To many, investing is a complicated affair. It might involve numerous spreadsheets, some complicated graphs, and a whole lot of numbers. To many, investing is a complicated affair. It might involve numerous spreadsheets, some complex graphs, and a whole lot of numbers. But it doesn’t have to be this way. Investing can be kept uncomplicated too. One way is to simplify the way we invest. Take the humble notebook. It’s easy enough for anyone to get a little book that slips into our hip pocket and yet, it can be the most important thing in an investor’s toolkit. But that’s…
To many, investing is a complicated affair. It might involve numerous spreadsheets, some complicated graphs, and a whole lot of numbers.
To many, investing is a complicated affair. It might involve numerous spreadsheets, some complex graphs, and a whole lot of numbers.
But it doesn’t have to be this way. Investing can be kept uncomplicated too.
One way is to simplify the way we invest.
Take the humble notebook. It’s easy enough for anyone to get a little book that slips into our hip pocket and yet, it can be the most important thing in an investor’s toolkit. But that’s only if we put it to good use.
If we come across a business that looks interesting, we can use our notebook to record our thoughts. We can write down the reasons why we like the business and the growth potentials that we can see. We can also jot down the potential risks that might derail the business. If we want, we can even record the stock price and valuation numbers.
Writing down our thoughts about a business is about as simple as it gets. But it turns out that the act of documenting our thoughts is also crucial if we want to be good at investing.
Let me explain.
1. Lying to ourselves – click here
2. What have you done for me, recently?
Another reason to keep notes is because of something that psychologists call “recency bias”. Author and financial journalist Jason Zweig covers this bias in his book, Your Money and Your Brain, citing the findings of neurobiologist Paul Glimcher:

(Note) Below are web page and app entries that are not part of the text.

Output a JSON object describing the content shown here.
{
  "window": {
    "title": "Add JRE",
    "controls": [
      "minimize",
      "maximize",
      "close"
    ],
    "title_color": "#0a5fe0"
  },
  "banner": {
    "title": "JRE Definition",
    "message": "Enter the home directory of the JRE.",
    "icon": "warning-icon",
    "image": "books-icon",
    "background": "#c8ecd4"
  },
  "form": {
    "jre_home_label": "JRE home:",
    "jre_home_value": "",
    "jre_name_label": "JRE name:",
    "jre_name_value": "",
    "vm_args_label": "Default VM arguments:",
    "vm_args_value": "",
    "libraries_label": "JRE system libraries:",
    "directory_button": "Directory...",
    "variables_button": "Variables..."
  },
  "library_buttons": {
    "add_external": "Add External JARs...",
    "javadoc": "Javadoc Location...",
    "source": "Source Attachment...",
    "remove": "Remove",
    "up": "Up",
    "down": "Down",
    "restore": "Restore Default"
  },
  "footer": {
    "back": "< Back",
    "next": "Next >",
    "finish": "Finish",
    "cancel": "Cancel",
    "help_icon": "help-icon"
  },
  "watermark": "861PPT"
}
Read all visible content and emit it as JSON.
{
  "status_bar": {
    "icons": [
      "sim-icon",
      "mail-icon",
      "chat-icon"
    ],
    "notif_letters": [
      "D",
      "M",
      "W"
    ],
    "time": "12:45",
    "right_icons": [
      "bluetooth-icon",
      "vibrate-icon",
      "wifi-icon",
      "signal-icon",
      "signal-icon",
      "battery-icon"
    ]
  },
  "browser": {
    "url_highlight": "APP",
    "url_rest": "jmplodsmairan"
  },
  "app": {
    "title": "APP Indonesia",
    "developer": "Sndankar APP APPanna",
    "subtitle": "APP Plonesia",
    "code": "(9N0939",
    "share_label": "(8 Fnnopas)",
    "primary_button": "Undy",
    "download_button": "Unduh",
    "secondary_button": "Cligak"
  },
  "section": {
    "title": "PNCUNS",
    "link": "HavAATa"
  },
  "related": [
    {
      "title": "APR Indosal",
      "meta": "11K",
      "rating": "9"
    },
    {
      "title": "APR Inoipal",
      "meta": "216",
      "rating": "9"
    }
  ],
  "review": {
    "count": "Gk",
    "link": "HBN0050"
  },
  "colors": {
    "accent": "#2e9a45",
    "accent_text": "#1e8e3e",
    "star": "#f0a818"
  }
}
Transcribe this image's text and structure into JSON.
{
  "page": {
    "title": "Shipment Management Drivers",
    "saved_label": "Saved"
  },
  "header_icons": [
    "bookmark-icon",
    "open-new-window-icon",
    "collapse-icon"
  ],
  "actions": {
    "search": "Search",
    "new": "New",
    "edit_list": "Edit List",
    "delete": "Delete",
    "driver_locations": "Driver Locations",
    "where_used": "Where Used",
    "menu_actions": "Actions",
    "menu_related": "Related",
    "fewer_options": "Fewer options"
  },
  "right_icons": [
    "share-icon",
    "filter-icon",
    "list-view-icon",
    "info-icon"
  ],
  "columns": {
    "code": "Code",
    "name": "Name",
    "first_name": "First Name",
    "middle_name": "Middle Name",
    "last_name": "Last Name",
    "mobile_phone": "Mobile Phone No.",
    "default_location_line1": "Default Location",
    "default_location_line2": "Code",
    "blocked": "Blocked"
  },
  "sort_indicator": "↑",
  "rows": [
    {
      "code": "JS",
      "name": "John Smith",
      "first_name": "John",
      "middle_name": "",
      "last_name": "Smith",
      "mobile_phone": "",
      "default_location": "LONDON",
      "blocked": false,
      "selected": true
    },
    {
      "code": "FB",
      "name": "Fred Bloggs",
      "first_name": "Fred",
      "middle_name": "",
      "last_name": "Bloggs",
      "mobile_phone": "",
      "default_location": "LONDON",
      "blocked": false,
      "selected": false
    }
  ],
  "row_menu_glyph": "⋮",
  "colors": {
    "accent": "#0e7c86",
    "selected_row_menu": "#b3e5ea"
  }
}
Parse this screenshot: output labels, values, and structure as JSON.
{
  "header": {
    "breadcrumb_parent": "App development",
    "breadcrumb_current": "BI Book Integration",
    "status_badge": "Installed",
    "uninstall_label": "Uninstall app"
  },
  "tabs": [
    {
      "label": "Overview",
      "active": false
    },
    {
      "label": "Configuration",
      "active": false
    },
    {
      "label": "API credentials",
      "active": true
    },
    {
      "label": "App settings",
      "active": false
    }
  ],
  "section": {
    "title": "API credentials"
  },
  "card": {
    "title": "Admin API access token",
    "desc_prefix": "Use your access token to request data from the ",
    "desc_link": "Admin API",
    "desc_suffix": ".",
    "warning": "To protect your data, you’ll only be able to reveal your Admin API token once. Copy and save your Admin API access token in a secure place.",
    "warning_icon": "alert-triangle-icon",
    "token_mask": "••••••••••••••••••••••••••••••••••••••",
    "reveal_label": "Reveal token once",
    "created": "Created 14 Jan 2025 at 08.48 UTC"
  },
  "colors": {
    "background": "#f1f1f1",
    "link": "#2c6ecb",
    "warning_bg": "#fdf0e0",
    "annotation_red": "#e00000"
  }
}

“As Glimcher’s findings show, whatever has happened most recently will largely determine what you think is most likely to happen next.”
Recency bias can affect the way we invest. When we think about the bad things that could affect a business in the future, we tend to put more weight on recent events. Consequently, we might forget about the strengths of a business.
That behaviour could be detrimental to our investing results.
For example, let’s take a look at the trials and tribulations of Jardine Cycle & Carriage (SGX: C07). In April 2014, shares of the vehicle distributor were trading as high as US$49. By early October 2015, the shares had fallen to below US$27. There were plenty to worry about as the shares tanked.
Jardine C&C’s Indonesian subsidiary, Astra, was hit by weak commodity prices, a fall in domestic consumption, and higher competition in vehicle distribution. And that’s not all – Jardine C&C’s results were further decimated by a weak rupiah. Jardine C&C’s share price decline could well be a sign that investors were ditching the company on the back of its recent results.
But investors who had their eyes glued to the 2015 results may have missed the forest for the trees.
Astra had still been maintaining the widest vehicle distribution network in Indonesia, even as the local economy faltered. Case in point: Astra was able to maintain its 50% market share in 2015, even as the number of cars sold declined by double digits.
The stable market share was a possible indication that the Astra’s strength in distribution was still intact.
As the Indonesian car industry recovered, Astra was able to grow alongside, and even increase its market share in 2016. As its stands, shares of Jardine C&C are now back to around US$40.
A Foolish conclusion
We could have been reminded of Astra’s strengths, as the shares fell, if we had kept notes.
We can always look back at the reasons why we bought into a business to help defeat recency bias. This simple act will remind us of the competitive strengths of the business that we had noted down in the past. It also helps us figure out whether the strengths have suffered any permanent damage.
I hope the above example shows how the simple act of documenting your thoughts on a business — in an equally simple notebook, no less — can help you become a better investor.
Another way that you can simplify it is to have someone do all the hard work for you. At The Motley Fool Singapore’s premium stock recommendation service, Stock Advisor Singapore, we provide comprehensive reports for each and every stock we recommend.
These reports could serve as the notes on a company’s strengths and weaknesses that I have mentioned earlier, and help make you a better investor - in addition to providing you with investing ideas!
The information provided is for general information purposes only and is not intended to be personalised investment or financial advice. Motley Fool Singapore contributor Chin Hui Leong doesn’t own shares in any companies mentioned.